TASK TO CARRY OUT: Write only the number of lines in the entries that hold the string "data".
:: SUPPLIED RECORDS
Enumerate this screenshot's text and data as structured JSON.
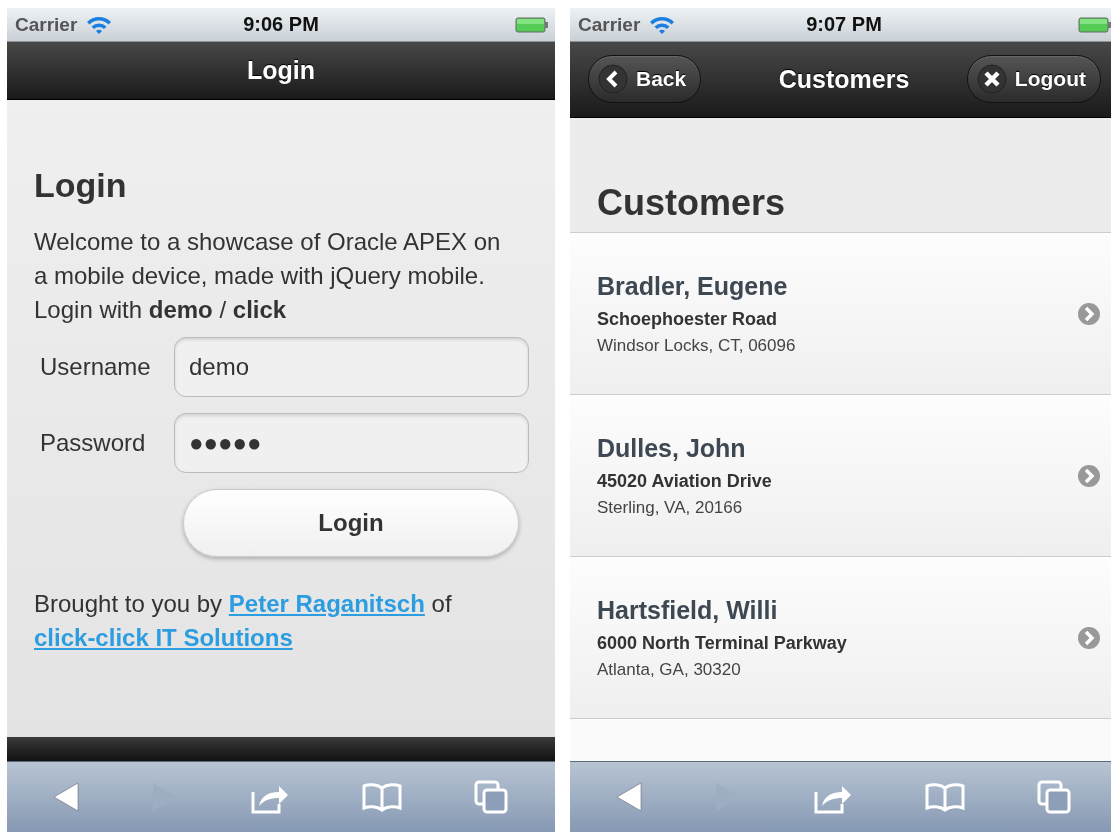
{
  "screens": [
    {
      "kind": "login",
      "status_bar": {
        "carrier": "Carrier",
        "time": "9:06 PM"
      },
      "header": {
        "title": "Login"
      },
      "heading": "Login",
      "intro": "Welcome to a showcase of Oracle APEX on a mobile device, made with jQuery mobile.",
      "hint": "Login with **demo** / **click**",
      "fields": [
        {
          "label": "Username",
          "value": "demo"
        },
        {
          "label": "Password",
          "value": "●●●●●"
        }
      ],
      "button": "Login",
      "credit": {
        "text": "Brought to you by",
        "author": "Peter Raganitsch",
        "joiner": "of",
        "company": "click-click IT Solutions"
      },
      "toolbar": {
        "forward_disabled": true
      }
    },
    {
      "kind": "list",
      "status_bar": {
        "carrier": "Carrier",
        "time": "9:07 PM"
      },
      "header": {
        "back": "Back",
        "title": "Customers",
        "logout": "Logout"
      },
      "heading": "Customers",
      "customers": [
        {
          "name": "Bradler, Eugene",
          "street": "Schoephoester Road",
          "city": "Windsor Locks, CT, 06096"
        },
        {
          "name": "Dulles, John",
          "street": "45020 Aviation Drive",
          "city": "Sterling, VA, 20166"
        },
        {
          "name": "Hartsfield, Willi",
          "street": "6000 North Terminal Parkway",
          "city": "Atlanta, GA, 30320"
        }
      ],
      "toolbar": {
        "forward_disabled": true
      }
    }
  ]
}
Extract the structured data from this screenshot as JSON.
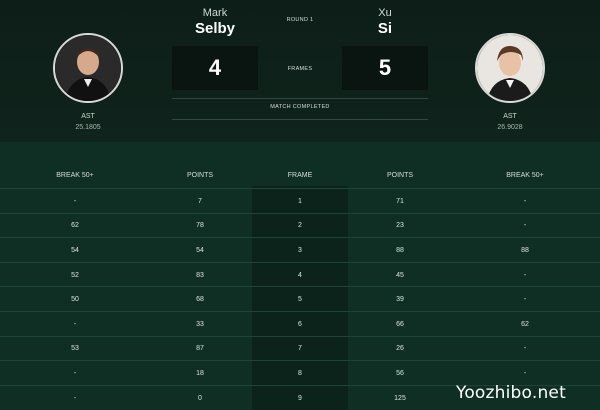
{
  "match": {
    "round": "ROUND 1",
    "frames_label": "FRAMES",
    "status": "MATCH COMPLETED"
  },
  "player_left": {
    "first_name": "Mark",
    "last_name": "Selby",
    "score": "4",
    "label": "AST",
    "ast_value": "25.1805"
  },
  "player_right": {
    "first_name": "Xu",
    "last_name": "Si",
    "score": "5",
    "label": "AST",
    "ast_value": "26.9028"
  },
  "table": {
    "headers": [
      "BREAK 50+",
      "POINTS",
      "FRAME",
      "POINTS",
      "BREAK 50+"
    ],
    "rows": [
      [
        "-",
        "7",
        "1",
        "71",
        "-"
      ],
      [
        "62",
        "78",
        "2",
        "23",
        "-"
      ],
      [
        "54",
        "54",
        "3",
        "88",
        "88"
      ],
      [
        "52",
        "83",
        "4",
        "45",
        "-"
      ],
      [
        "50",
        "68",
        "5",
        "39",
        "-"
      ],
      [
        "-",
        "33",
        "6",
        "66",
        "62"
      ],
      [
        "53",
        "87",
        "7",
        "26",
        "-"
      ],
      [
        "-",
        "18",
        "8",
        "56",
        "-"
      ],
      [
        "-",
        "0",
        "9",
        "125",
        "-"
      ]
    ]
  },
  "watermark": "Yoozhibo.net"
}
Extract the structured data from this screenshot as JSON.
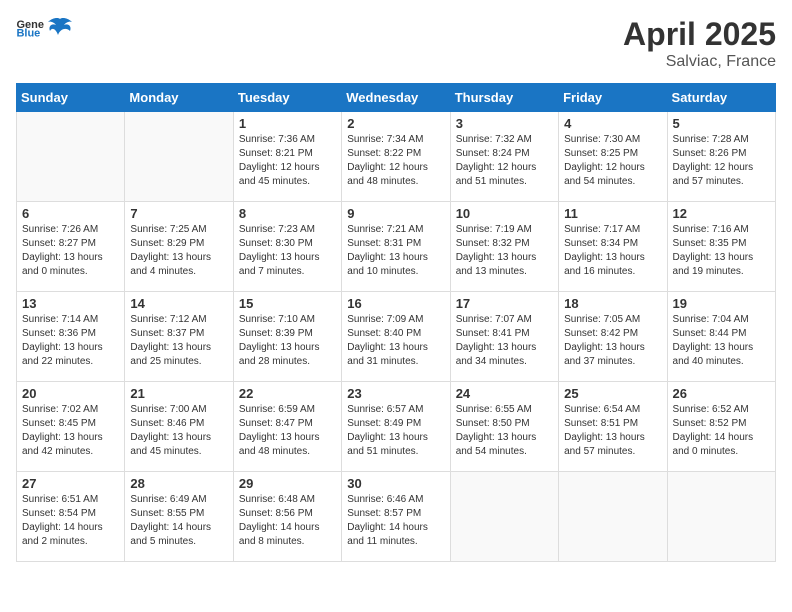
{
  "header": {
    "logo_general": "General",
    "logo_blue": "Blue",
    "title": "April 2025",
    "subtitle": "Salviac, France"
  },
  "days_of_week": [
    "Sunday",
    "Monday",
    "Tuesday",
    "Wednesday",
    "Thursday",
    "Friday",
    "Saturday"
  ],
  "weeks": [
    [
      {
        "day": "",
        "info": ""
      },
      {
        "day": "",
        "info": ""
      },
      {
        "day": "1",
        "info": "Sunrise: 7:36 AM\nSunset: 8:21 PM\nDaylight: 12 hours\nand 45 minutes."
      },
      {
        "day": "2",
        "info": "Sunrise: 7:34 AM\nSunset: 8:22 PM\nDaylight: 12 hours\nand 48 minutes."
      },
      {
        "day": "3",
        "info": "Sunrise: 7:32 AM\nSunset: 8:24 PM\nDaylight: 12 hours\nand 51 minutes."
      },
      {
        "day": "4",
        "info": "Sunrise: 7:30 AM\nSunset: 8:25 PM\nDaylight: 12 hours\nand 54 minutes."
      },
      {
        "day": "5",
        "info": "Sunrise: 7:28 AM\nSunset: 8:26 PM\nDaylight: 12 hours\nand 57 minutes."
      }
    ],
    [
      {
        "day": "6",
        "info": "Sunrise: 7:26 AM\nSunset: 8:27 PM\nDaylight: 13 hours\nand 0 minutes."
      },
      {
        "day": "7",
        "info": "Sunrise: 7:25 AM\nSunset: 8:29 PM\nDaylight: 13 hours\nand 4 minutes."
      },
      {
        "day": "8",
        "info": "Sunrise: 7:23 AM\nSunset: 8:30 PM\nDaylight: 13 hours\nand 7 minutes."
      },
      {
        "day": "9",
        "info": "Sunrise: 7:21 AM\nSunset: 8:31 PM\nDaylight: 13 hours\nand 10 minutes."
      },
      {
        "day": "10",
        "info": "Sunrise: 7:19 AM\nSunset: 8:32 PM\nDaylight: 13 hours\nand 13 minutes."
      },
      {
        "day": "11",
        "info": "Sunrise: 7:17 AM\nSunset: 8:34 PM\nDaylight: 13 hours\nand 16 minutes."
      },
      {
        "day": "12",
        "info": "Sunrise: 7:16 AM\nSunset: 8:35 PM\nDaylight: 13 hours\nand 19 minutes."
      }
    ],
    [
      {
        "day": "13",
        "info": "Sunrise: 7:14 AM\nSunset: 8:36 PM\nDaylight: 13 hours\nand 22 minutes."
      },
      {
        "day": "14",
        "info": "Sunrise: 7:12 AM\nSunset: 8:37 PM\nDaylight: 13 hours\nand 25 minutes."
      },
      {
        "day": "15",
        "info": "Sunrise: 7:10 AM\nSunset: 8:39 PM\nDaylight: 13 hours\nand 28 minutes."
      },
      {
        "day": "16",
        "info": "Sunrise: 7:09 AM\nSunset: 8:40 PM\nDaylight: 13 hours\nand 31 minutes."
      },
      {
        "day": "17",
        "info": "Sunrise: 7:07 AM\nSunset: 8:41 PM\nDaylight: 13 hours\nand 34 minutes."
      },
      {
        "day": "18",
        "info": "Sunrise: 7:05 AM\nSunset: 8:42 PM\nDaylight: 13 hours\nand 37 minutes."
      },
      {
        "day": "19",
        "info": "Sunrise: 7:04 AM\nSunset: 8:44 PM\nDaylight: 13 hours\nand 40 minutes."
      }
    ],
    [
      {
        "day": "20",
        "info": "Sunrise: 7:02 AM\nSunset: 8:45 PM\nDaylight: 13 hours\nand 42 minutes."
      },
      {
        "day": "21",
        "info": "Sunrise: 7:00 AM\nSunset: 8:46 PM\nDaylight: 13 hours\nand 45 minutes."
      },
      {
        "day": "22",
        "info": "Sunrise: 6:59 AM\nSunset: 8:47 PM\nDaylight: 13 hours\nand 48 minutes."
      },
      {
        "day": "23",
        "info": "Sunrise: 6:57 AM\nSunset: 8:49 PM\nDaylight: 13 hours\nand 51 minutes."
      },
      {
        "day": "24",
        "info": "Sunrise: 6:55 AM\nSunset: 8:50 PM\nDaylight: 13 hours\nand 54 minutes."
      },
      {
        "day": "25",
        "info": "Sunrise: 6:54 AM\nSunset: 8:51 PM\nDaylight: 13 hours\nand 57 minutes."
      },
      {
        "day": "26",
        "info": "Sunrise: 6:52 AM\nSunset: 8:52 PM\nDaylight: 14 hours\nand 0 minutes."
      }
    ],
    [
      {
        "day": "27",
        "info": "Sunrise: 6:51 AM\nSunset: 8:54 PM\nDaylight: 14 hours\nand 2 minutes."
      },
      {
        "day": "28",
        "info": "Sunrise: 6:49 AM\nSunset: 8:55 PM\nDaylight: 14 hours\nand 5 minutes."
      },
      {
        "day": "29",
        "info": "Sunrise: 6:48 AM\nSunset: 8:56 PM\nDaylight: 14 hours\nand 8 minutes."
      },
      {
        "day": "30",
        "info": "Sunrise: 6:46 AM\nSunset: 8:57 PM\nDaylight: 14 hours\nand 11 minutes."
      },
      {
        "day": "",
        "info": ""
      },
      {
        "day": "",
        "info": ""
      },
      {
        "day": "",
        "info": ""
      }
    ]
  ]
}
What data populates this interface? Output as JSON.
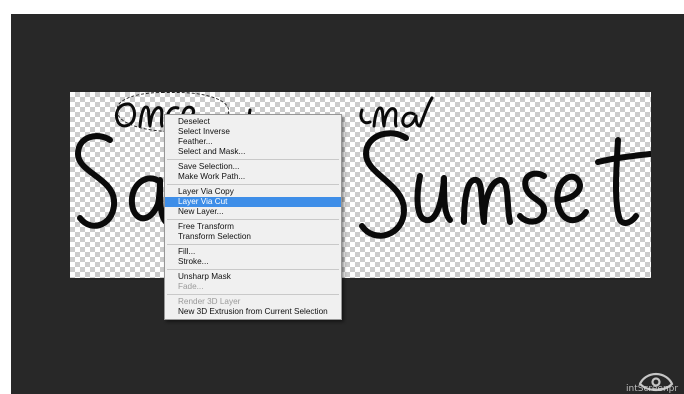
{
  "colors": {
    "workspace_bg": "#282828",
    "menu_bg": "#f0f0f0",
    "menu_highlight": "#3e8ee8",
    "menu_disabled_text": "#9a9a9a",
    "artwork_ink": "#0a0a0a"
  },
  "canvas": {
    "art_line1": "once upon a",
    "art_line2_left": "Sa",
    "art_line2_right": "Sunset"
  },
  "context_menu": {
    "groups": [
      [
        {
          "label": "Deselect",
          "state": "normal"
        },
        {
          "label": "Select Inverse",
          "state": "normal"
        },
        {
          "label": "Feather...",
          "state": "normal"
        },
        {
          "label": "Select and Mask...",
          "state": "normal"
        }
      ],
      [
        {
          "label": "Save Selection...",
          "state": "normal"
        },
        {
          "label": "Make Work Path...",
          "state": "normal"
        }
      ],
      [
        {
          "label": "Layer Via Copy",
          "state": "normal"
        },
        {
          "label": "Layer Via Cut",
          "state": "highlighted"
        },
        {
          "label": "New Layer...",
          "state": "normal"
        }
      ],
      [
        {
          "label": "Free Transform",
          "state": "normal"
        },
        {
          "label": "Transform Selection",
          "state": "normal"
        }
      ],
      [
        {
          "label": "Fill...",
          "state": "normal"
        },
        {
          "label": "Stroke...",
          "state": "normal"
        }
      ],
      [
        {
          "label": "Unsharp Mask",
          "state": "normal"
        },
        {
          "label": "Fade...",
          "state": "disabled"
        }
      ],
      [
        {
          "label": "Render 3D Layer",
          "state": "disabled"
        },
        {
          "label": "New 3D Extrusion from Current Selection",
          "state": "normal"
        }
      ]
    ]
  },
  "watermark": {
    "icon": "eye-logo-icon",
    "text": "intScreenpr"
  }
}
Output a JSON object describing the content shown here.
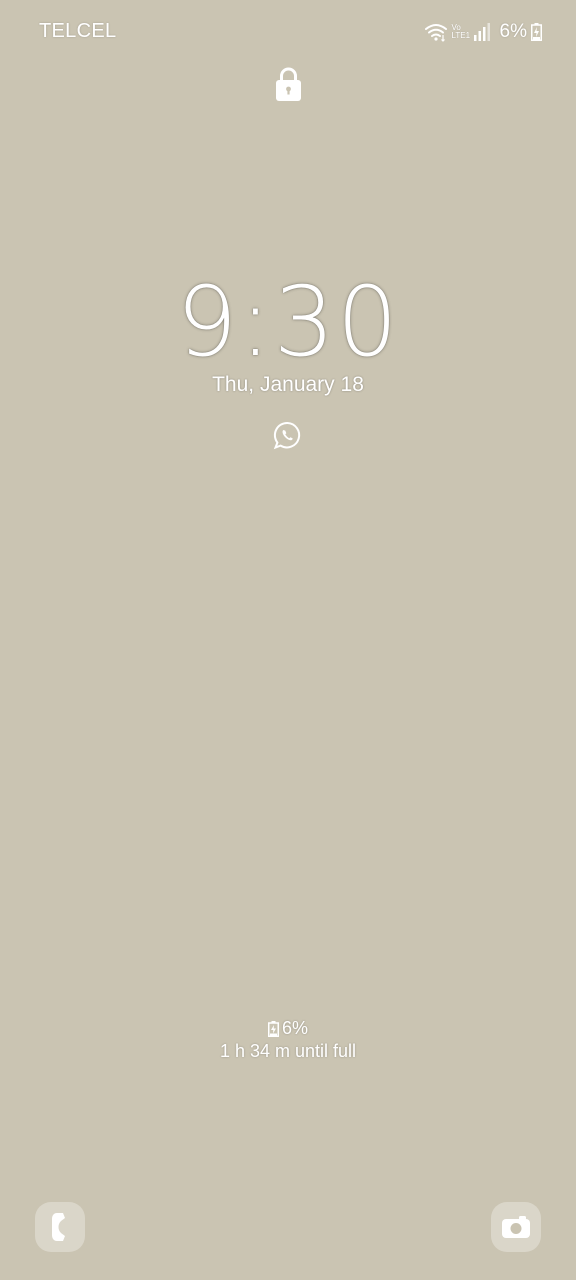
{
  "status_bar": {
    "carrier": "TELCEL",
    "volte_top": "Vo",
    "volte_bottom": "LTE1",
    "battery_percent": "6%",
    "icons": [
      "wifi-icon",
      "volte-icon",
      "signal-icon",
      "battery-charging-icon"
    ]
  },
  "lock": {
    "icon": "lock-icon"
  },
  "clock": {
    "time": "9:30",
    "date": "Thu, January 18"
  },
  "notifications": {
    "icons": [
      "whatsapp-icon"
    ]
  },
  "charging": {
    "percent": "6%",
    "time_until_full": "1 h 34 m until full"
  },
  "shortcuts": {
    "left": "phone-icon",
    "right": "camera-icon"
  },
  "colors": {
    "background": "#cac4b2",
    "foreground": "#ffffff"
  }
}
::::
RESULT FOR THIS TASK: 4